Adam: Yeah, and this is what she wrote. She said, quote, “There is public will to do what’s needed to prevent people from being sacrificed, yet the Right is pushing a fake reopening that will only kill people and invite more shutdowns. As long as Democrats and the Left cede the ground of what “reopening” should look like, the messaging war is being lost. Everyone urgently wants to see a genuine reopening. We must show that we have a real, workable plan to do so — and that people’s present sacrifices are towards this ultimate goal — not treat a rushed, far-right campaign as something remotely resembling what a real “reopening” would look like. It’s not, and we need to make sure the public knows this.” Unquote. Now, and this is, again, as a point that Dave made, the point we’re making, is that we can’t say this is reopening, we can’t even say this is the NFL opening. This is a fiction, there is no science, no mainstream scientists signing off into any of this, that will help mitigate the relative harm but the disease without mass testing and contact tracing or a vaccine is not going anywhere, it will be exactly where it is in March of 2020 and September of 2020, there’s not going to be any fundamental difference and we need to start saying, again, ‘You love football, you love baseball, you love basketball. Everyone does. But here’s how we do it.’ We do it with science driven, logical, rational, data driven opening that is not just rah rah America, let’s fly over some fucking jets and say it’s open because there’s some sort of dictatorial edict the president says it is, but it’s not.
Nima: By sheer force of will, we will get football back and therefore we have beaten coronavirus.
Adam: It’s a Karl Rove-ian assertion of reality and it’s just the virus can’t just be asserted out by sheer will because we say it will and we’re already seeing this, by the way, with how states like Georgia and Texas are seeing this huge uptick in coronavirus cases because their governors just said, poof, wave the magic wand, it’s done and it’s like, no, it’s not done, it’s going to come back and it makes no sense to shut down things in March And then just to quote- unquote “reopen” them in September, when the fundamental basics of this virus are unchanged.
Nima: That is kind of what we’re talking about today. It was great to talk to Dave about, it was great to have the framing of sports, sports are so crucial to how we understand our culture to so many of us, especially in the United States, and when it comes to sports in the US, nothing is bigger than the NFL and so it was great to tease this out that way. Thank you, everyone, for listening to this Citations Needed News Brief. I am Nima Shirazi.
Adam: I’m Adam Johnson.

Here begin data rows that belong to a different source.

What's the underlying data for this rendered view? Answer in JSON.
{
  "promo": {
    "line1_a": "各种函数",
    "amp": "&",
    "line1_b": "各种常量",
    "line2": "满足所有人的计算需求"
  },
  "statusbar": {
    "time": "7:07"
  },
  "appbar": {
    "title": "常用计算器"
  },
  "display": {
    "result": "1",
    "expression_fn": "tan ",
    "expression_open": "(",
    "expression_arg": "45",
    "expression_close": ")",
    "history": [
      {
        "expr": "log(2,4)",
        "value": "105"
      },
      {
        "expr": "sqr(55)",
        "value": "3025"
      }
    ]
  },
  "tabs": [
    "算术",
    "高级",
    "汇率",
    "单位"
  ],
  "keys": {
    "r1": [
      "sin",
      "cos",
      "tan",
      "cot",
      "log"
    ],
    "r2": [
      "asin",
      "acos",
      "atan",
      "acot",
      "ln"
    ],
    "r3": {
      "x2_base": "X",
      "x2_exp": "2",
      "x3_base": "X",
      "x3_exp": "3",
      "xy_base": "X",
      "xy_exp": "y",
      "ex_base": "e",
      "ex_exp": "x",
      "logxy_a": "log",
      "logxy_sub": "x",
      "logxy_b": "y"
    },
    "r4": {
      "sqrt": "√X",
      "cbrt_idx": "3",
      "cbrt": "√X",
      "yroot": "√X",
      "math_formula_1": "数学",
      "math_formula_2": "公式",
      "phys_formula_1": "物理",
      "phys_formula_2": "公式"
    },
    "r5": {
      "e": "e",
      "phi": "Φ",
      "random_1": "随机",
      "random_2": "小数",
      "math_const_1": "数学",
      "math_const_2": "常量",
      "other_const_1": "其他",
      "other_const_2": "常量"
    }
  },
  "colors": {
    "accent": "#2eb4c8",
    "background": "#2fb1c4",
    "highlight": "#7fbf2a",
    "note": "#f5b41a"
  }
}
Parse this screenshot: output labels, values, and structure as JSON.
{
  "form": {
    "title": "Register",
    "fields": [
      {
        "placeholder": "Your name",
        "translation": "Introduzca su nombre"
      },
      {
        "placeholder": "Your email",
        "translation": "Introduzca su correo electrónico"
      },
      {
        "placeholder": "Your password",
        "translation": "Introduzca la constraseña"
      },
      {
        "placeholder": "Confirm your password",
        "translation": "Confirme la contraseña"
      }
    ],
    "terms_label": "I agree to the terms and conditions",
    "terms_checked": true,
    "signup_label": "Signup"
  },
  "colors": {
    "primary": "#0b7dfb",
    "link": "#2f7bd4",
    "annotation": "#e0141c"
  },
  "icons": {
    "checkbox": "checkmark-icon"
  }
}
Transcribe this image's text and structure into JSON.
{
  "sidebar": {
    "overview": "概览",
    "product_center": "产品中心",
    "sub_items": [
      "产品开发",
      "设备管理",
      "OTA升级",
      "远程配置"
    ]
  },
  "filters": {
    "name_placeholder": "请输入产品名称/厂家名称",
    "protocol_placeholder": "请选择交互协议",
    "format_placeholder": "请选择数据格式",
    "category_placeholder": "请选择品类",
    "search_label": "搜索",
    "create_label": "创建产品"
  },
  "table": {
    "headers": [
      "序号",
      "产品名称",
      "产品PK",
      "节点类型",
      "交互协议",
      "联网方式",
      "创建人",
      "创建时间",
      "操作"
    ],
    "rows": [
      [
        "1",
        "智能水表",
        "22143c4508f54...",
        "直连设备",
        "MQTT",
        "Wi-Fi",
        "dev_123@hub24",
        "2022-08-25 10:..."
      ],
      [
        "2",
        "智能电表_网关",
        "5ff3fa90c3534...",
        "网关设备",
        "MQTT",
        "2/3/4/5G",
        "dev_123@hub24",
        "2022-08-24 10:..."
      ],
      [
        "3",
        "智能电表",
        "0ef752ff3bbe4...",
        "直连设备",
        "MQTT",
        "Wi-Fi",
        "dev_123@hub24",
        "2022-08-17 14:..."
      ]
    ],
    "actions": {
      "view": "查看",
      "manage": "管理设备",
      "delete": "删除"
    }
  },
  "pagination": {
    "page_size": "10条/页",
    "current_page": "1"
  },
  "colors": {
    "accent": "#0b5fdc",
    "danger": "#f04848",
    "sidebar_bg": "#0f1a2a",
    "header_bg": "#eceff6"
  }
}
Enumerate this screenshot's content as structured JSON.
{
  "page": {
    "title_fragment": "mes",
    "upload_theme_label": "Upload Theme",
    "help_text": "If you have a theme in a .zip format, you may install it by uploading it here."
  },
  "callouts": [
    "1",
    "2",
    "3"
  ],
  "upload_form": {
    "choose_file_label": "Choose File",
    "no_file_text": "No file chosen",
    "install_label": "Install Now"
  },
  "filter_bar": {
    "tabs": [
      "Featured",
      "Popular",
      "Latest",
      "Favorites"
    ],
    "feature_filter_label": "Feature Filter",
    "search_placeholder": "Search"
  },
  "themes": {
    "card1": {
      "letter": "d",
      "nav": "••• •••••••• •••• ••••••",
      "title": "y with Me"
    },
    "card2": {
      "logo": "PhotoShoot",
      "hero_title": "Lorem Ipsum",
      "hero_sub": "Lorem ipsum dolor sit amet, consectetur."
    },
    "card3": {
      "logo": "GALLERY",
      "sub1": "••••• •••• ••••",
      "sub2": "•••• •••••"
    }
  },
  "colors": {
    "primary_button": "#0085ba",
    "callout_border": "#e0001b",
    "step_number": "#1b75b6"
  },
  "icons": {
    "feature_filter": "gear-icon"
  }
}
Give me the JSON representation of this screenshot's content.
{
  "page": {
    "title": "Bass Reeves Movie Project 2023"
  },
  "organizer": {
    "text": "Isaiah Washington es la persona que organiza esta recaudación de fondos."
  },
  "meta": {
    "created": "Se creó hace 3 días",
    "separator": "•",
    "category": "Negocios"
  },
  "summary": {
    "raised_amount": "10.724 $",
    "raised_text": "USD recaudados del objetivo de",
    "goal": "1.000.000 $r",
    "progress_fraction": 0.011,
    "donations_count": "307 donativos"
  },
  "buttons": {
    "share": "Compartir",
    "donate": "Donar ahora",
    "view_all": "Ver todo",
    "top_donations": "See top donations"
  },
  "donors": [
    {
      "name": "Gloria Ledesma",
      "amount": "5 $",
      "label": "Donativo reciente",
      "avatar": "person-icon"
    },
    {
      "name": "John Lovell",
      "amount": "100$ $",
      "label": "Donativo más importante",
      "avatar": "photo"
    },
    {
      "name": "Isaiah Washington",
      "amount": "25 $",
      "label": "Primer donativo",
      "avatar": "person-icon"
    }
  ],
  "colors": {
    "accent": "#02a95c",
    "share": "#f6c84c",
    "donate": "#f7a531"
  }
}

Nima: Citations Needed is produced by Florence Barrau-Adams. Associate producer is Julianne Tveten. Production assistant is Trendel Lightburn. The music is by Grandaddy. Thanks everyone for listening again, we will be back next week with another full length episode. We’ll catch you next then.
This Citations Needed News Brief was released on Wednesday, May 27, 2020.
Transcription by Morgan McAslan.